I’m not generally a fan of fantasy. but I really loved The Wizard of Earthsea, which I found a wonderful parable. The story is about a young man making his way in the world, learning his craft, which happens to be wizardry, and struggling mightily to overcome something of his own making. He is struggling in a literal or literary sense to overcome his own inner demons. At books end he is able to “name it” and the demons name is Ged, he himself. This overcoming his demon is his own inner struggle to become a fully functioning adult. So once he names his demon, tames his demon–he becomes whole, fully Ged, an adult.
We all must struggle to overcome our inner demons, our doubts, fears; we run from this responsibility–and yet the demon will always find us, until one day we turn the tables on it and chase it, fearless of what will happen. One can not conquer running from fear. By chasing it, by moving directly at our demon, we weaken it; it is the one always running with its shadow face looking back. Finally it runs out of room, i.e. earthsea–we track it down and it is so enervated from the chase, we defeat it, and make ourselves whole, and fully adult. This is a wonderful coming of age parable. I would love to use this for a literature circle with other coming of age books, perhaps a book about a boy or a girl struggling while studying for a Bar or Bat Mitzvah. This novel feels ceremonial in that way. There are aboriginal stories, native American stories I believe about children going into the wilderness and fending for themselves–that  might also work here.
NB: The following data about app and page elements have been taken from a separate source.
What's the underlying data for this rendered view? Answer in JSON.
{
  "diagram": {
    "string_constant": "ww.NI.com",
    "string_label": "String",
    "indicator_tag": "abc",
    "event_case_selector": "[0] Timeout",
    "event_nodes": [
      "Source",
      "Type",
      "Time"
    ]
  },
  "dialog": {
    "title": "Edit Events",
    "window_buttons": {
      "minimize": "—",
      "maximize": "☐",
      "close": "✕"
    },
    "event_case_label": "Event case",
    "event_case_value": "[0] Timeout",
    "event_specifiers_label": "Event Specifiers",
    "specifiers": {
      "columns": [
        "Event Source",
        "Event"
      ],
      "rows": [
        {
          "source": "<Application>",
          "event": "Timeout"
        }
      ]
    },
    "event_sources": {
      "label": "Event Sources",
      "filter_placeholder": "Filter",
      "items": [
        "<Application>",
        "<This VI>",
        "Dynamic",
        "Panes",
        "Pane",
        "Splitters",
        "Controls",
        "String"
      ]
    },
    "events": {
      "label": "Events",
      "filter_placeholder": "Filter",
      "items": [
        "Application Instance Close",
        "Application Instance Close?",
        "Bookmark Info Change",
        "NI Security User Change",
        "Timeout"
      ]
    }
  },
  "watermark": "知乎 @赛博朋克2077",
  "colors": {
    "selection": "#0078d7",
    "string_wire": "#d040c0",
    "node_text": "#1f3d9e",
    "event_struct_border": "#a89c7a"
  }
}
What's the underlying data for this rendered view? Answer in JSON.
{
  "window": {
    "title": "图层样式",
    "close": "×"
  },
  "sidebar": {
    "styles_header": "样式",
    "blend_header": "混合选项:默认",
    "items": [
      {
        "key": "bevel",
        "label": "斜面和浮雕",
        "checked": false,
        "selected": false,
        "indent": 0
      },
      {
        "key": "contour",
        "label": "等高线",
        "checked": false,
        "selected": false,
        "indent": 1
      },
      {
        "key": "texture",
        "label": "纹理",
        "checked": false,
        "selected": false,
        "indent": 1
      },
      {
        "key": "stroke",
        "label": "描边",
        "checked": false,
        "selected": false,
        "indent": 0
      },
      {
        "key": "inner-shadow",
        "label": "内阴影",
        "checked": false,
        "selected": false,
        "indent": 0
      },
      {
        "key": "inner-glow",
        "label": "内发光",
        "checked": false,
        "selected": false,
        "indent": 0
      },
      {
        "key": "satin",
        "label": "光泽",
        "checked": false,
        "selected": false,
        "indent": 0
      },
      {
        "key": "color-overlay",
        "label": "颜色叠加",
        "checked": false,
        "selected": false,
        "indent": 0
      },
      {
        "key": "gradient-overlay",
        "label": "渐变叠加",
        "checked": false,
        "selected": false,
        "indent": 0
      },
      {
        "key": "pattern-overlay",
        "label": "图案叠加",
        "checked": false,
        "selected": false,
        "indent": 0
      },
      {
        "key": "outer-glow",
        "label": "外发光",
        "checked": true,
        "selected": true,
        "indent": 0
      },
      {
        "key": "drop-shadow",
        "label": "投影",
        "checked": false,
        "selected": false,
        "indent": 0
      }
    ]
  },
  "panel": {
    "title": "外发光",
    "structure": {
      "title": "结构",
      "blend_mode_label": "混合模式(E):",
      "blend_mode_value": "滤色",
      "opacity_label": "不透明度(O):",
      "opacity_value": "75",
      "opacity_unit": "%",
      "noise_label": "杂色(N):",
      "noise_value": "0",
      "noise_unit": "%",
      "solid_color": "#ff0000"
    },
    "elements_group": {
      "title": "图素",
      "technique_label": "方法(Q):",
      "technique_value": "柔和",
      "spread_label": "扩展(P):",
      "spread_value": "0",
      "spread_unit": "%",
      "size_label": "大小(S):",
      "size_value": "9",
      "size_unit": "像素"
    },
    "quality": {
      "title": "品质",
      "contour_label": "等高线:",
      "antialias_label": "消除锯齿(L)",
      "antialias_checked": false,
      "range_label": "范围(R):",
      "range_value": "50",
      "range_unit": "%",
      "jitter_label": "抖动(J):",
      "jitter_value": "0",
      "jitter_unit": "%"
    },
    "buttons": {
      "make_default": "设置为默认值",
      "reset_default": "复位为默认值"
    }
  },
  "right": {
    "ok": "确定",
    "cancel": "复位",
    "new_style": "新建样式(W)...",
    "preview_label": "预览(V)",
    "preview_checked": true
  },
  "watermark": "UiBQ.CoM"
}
It would be interesting for students to consider at various stages of the book what Ged is chasing or being chased by. Le Guin does a masterful job of keeping this demon vague and foreboding enough that we are never sure what it really is.